Here are some efficient ways to help move towards becoming a partner and prepare students for a smooth college transition:
- Teach them to do their laundry every week.
- Set up a bank account and make sure they know how to save and spend their money.
- Have them plan, shop, and prepare a healthy meal.
- Ensure they are arranging all carpools, schedules, and plans.
Do not expect immediate success with all of these tasks. The point, in fact, is to allow them to face small challenges and learn from mistakes while they are still in high school. However, improving gradually will build their confidence, independence, and invaluable critical thinking, all of which they will need to succeed in college both in and outside the classroom.
3. Prepare for Disappointment
Challenge: Parents of high school students talk with too many parents of other high school students about college admission, and too few parents of current college students or recent college graduates.
Parents who have walked this road before will be clear–college admission is not fair, and it is not something that can be controlled; inequities exist; and some level of disappointment is inevitable. They will recount the kid down the street/ the blue-chip athlete/ the son of a major donor/ (insert unthinkable prototype here) who “got in” when their student did not. They can recall the challenge of comforting their student after being deferred, denied, or waitlisted.
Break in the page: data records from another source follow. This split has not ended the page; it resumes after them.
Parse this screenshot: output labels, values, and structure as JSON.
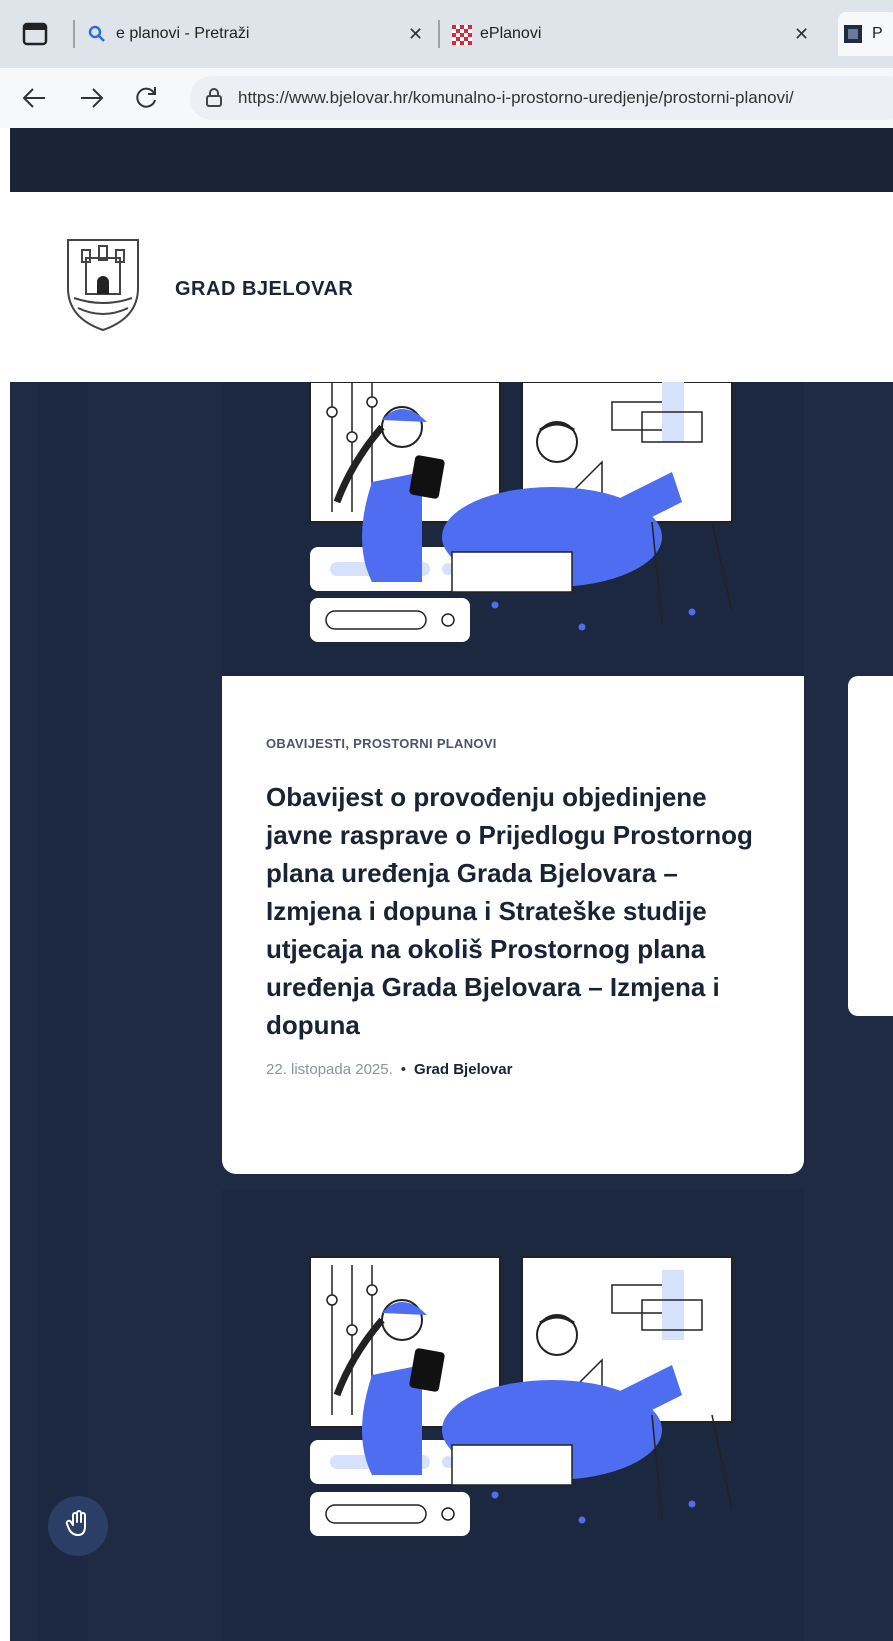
{
  "browser": {
    "tabs": [
      {
        "title": "e planovi - Pretraži",
        "favicon": "search-icon"
      },
      {
        "title": "ePlanovi",
        "favicon": "eplanovi-logo-icon"
      },
      {
        "title": "P",
        "favicon": "site-favicon"
      }
    ],
    "url": "https://www.bjelovar.hr/komunalno-i-prostorno-uredjenje/prostorni-planovi/"
  },
  "site": {
    "name": "GRAD BJELOVAR",
    "colors": {
      "dark": "#1f2b42",
      "accent": "#4f6df0"
    }
  },
  "posts": [
    {
      "category": "OBAVIJESTI, PROSTORNI PLANOVI",
      "title": "Obavijest o provođenju objedinjene javne rasprave o Prijedlogu Prostornog plana uređenja Grada Bjelovara – Izmjena i dopuna i Strateške studije utjecaja na okoliš Prostornog plana uređenja Grada Bjelovara – Izmjena i dopuna",
      "date": "22. listopada 2025.",
      "separator": "•",
      "author": "Grad Bjelovar"
    }
  ],
  "accessibility": {
    "icon": "hand-icon"
  }
}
However, they will also confirm momentary setbacks in the college admission experience are merely re-routes, detours, and speed bumps, not dead ends. Invariably, they will excitedly describe how everything worked out for the best in the end. “She did not get into her first choice and ended up at College X, which she loves!”
Recommendation: Understandably, when parents see their student upset or hurt, they want to pull strings, fill out appeal forms, or call on their behalf. The truth is students simply need to be reminded admission decisions are not value judgments or predictions of future success (nor are they report cards on parenting acumen).
After students submit their college applications, they will have to wait. Too often they spend unnecessary energy angsting or speculating about admission decisions they cannot control, and never pause to consider how they are going to handle the results.
- Ask them to visualize the decision moment (similar to athletic training) and various scenarios. Suggest ways they might use their breath, a prayer, or a mantra in preparation for and immediately after receiving college admission news.
- Consider how they have reacted to disappointing information in the past and prepare accordingly. If they tend toward anger, create a safe place to let off steam. If activity is their go-to outlet, have running shoes nearby. If they typically cry and go numb, place comforting pillows and warm blankets in the room, in case they are needed.
- Allow them time to process admission decisions and regain emotional balance. Resist the urge to act or attempt to fix, and instead simply offer a supportive presence, “I can see how tough this is for you, and I know you can get through it.”
- When they are ready, take time to discuss some of your past disappointments and you ultimately persisted or grew as a result.
- Provide perspective and build their stamina by focusing on their many strengths and reiterating their long- term goals all remain viable.
Ultimately, in moments of disappointment in the college admission experience, students need from parents what they will ultimately need when things do not go their way in college–unequivocal support and unconditional love.
We know none of this is easy, but our hope is that you will come to see the college admission experience as an opportunity to build lasting emotional agility, reinforce trust, and begin the invaluable transition from parent to partner.